“We’ve had 110 cases in just the last four days,” McCoy said.
McCoy was joined by Albany County Health Department Commissioner Dr. Elizabeth Whalen.
“We are concerned that we are seeing in the last few weeks an uptick in numbers that could, in fact, be what we have been concerned about all along, the beginning of a second wave,” Whalen said.
Dr. Eli Rosenberg at the University of Albany said there’s enough testing to turn the numbers around.
“Fortunately, we’re in that position now where we’re seeing what’s going on, and we’re able to quickly respond with contact tracing efforts, and get the word out to the community that, ‘Hey, things are on the rise. We need to turn this around,'” Rosenberg said.
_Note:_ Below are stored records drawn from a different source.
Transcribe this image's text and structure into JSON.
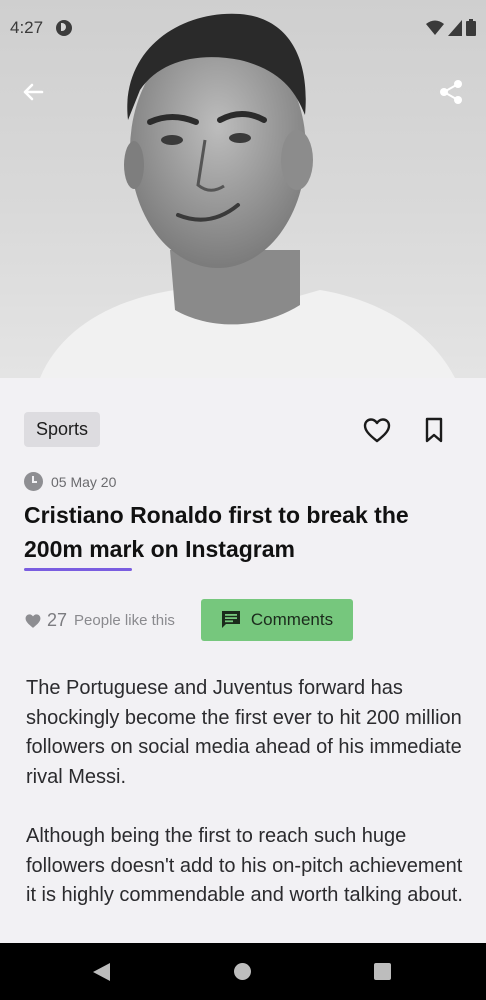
{
  "status_bar": {
    "time": "4:27"
  },
  "article": {
    "category": "Sports",
    "date": "05 May 20",
    "title": "Cristiano Ronaldo first to break the 200m mark on Instagram",
    "likes_count": "27",
    "likes_text": "People like this",
    "comments_label": "Comments",
    "paragraphs": [
      "The Portuguese and Juventus forward has shockingly become the first ever to hit 200 million followers on social media ahead of his immediate rival Messi.",
      "Although being the first to reach such huge followers doesn't add to his on-pitch achievement it is highly commendable and worth talking about."
    ]
  },
  "colors": {
    "accent_underline": "#7a5de0",
    "comments_button": "#76c77d",
    "background": "#f2f1f4"
  },
  "icons": [
    "back-arrow-icon",
    "share-icon",
    "heart-outline-icon",
    "bookmark-icon",
    "clock-icon",
    "heart-icon",
    "comment-icon"
  ]
}
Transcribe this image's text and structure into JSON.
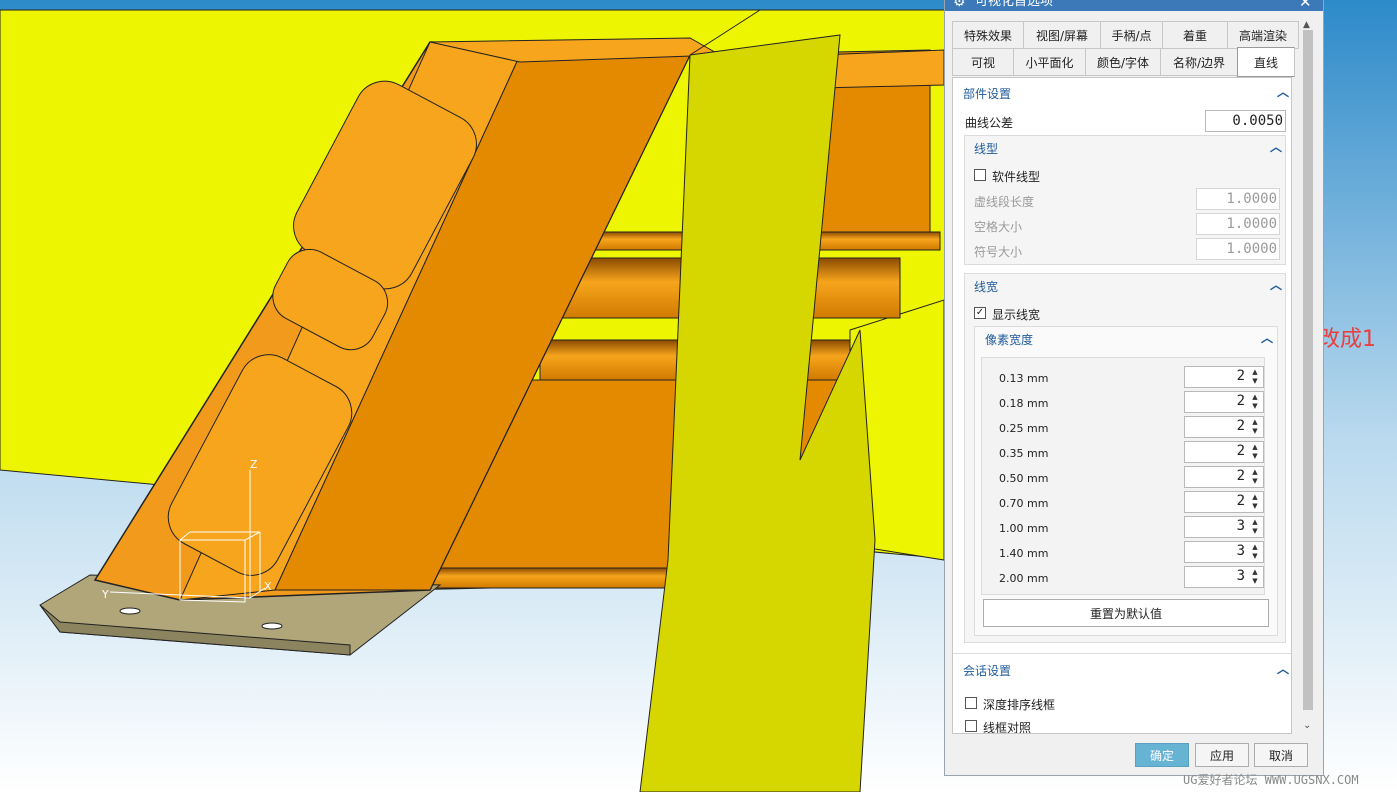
{
  "dialog": {
    "title": "可视化首选项",
    "gear_icon": "gear-icon",
    "close": "✕",
    "tabs_row1": [
      "特殊效果",
      "视图/屏幕",
      "手柄/点",
      "着重",
      "高端渲染"
    ],
    "tabs_row2": [
      "可视",
      "小平面化",
      "颜色/字体",
      "名称/边界",
      "直线"
    ],
    "active_tab": "直线"
  },
  "part_settings": {
    "title": "部件设置",
    "curve_tolerance_label": "曲线公差",
    "curve_tolerance_value": "0.0050"
  },
  "line_type": {
    "title": "线型",
    "software_line_label": "软件线型",
    "software_line_checked": false,
    "dash_length_label": "虚线段长度",
    "dash_length_value": "1.0000",
    "space_size_label": "空格大小",
    "space_size_value": "1.0000",
    "symbol_size_label": "符号大小",
    "symbol_size_value": "1.0000"
  },
  "line_width": {
    "title": "线宽",
    "show_width_label": "显示线宽",
    "show_width_checked": true,
    "pixel_width_title": "像素宽度",
    "rows": [
      {
        "mm": "0.13 mm",
        "px": "2"
      },
      {
        "mm": "0.18 mm",
        "px": "2"
      },
      {
        "mm": "0.25 mm",
        "px": "2"
      },
      {
        "mm": "0.35 mm",
        "px": "2"
      },
      {
        "mm": "0.50 mm",
        "px": "2"
      },
      {
        "mm": "0.70 mm",
        "px": "2"
      },
      {
        "mm": "1.00 mm",
        "px": "3"
      },
      {
        "mm": "1.40 mm",
        "px": "3"
      },
      {
        "mm": "2.00 mm",
        "px": "3"
      }
    ],
    "reset_button": "重置为默认值"
  },
  "session_settings": {
    "title": "会话设置",
    "depth_sort_label": "深度排序线框",
    "depth_sort_checked": false,
    "wireframe_contrast_label": "线框对照",
    "wireframe_contrast_checked": false
  },
  "buttons": {
    "ok": "确定",
    "apply": "应用",
    "cancel": "取消"
  },
  "annotation": {
    "text": "改成1",
    "color": "#e8403f"
  },
  "watermark": "UG爱好者论坛 WWW.UGSNX.COM",
  "axes": {
    "z": "Z",
    "y": "Y",
    "x": "X"
  },
  "colors": {
    "accent_blue": "#3b79b8",
    "ok_button": "#67b3d4",
    "model_orange": "#f29a1b",
    "model_yellow": "#eef500",
    "model_olive": "#d6d600"
  }
}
In preparation for a second wave, Rosenberg says the medical community has more tools at their disposal.
“Obviously there’s no cure that’s 100 percent effective, but we’re seeing multiple drugs that, at least, we’re seeing partial help here,” Rosenberg said.
Dr. Steven Hanks at St. Peter’s Health Partners agrees with Rosenberg.
Hospitalizations have skyrocketed in Albany County. They’re the at the highest numbers since June.
At St. Peter’s, hospitalizations have risen 500 percent in the past month, but deaths from the virus have remained low.
“This is something that’s being seen globally that the mortality rate in all age groups seems to be lower now than it was at the beginning of the pandemic,” Hanks said.
Though deaths from the virus aren’t spiking, Hanks adds that should not be a reason for people to drop their defenses.
“It’s not just about protecting yourself. It’s about protecting others. Now’s not the time to become complacent,” Hanks said.